On the picket line
May 7, 2004 | Pages 10 and 11
THE FUTURE of the United Auto Workers (UAW) at Caterpillar is hanging in the balance after 8,000 workers voted to reject a proposed six-year contract with massive concessions--the latest in a series of givebacks by top union officials.
It's not surprising that workers voted down the deal. It introduces monthly health insurance premiums for the first time--from $21 for individuals and $66 for families. Retirees would pay $60 for individuals and $120 month for family coverage.
Management tried to buy votes for the deal with a $3,000 signing bonus. But base wages--which are the foundation for future raises and benefits--would only increase at the level of the cost of living. This is an insult--especially considering the fact that Cat bagged $412 million in profits in the first quarter of this year.
Shamefully, UAW officials refused to provide any information on the agreement before union members voted on the proposal April 25. UAW leaders didn't recommend approval of the deal, but didn't call for a rejection either.
That's because they're worried about angering rank-and-file workers, who are still bitter at top UAW officials for cutting off strike benefits to force a return to work in a 1995 strike. But retreating now will only make it more difficult to resist Cat's attacks in the future.
With employers like this, there's no avoiding the battle. It will be up to the rank and file at Cat to draw the line.
NEW YORK--Graduate student teaching assistants (TAs) and research assistants (RAs) entered the third week of a strike for union recognition at Columbia University. Columbia's 1,900 grad student employees walked off the job April 19 after repeated attempts by the university to prevent unionization. Columbia's grad students have been trying to unionize with Graduate Student Employees United/UAW Local 2110 for more than two years.
When AFL-CIO president John Sweeney addressed an April 28 rally of 1,000, it fired up strikers and their supporters. "We'll fight beside you as long as it takes to bring Columbia to justice," Sweeney said. City Council member Christine Quinn and Service Employees International Union (SEIU) Local 1199 executive vice president Betty Hughly also spoke.

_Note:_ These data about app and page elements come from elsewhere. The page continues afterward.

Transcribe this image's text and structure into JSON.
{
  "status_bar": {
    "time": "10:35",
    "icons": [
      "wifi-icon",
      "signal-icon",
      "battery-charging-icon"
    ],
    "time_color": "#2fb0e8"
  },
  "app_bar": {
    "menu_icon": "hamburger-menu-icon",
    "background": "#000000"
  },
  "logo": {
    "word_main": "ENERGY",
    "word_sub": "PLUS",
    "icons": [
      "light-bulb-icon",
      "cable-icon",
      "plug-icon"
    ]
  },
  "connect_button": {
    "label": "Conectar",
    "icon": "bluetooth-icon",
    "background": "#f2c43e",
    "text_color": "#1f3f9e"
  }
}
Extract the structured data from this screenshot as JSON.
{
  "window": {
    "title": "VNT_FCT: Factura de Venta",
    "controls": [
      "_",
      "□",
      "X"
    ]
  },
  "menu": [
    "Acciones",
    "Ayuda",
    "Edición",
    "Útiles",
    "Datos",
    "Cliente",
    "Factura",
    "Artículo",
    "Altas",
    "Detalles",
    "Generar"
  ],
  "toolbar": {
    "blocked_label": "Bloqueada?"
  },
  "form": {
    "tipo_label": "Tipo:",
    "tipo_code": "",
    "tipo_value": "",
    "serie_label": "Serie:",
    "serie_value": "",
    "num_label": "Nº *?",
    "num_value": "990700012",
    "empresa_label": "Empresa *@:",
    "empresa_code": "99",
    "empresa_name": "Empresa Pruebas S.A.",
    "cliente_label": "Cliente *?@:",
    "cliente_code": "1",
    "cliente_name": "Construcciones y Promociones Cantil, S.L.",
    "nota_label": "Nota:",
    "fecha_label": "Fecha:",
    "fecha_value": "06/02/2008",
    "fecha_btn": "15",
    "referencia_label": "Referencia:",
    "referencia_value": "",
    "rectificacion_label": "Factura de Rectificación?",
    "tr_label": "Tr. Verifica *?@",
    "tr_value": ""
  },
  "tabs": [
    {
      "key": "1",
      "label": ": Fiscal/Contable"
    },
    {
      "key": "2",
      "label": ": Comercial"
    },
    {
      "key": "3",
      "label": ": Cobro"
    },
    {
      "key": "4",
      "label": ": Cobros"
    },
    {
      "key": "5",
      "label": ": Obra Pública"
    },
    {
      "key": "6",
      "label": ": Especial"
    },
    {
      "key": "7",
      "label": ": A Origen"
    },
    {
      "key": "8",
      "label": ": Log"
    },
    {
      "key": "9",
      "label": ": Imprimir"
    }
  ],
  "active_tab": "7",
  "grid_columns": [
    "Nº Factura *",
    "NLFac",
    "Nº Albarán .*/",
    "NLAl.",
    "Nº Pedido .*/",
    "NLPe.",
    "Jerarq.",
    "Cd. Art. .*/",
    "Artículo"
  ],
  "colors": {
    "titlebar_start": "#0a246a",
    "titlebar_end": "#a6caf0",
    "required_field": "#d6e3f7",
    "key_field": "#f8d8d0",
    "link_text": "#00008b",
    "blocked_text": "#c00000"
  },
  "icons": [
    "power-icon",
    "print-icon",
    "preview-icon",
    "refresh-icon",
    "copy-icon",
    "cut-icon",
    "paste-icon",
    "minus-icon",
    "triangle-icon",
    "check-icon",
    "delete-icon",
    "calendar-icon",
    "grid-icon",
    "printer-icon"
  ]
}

Grad student activists also picketed a university-sponsored lecture on the 1968 student strike at Columbia--an event that has been co-opted as part of Columbia's year-long 250th anniversary celebration and that organizers refused to move off campus to show solidarity. When one student tried to speak about the current strike during the discussion, he was quickly cut off by leftist history professor Eric Foner, who was moderating the event.
With final exams approaching, at least two professors with large lecture classes have canceled their exams in solidarity with the strike. But the university has raised the prospect of hiring scab labor to grade the thousands of papers and finals that grad students normally evaluate.
CHICAGO--About 30 people came to hear nurses from the University of Chicago Hospital talk about their struggle for a decent contract. The event--organized by Students Organized and United with Labor--was designed to build solidarity for a possible nurses' strike.
The contract for the hospital's 1,500 nurses expired last September 30, and since then the Illinois Nurses Association (INA) and the hospital have been negotiating. On April 7, nurses voted overwhelmingly to authorize a strike after rejecting the hospital's last contract offer by a similar margin--the first time in the INA's history at University of Chicago that they've taken a strike vote.
"The university slapped us around, sent letters home, saying they were 'disappointed' in the vote," said Linda Jennings, a nurse with 27 years at the hospital who serves on the bargaining team. "Their parental approach is insulting."
The main issues are health care and wages. In the last three years, health care costs for nurses have increased by a whopping 33 percent. Nurse Judy Lucker-Mierzwa explained at the forum how she must pay $9,600 a year for health care coverage for her and her husband.
The INA, along with other unions at the hospital, is fighting for the reinstatement of 52 workers who were fired for parking violations. So far, only a handful have had their terminations reversed. Solidarity between the INA and other hospital unions will be critical in the fight for a good contract as well as winning reinstatement for the wrongfully fired workers.
SEATTLE--About 200 people showed up to rally for immigrant rights on May Day. Among the issues addressed were living wages and health care for all, stopping the attacks on workers and a general amnesty for all immigrants.
At the same time a mile away, right-wing bigot James Dobson of Focus on the Family held a rally against gay marriage. Two activists at the May Day rally linked the attacks on immigrant rights to the attack on gay marriage, making it clear that the forces that oppose gay marriage are the same ones against equal rights for immigrants and workers.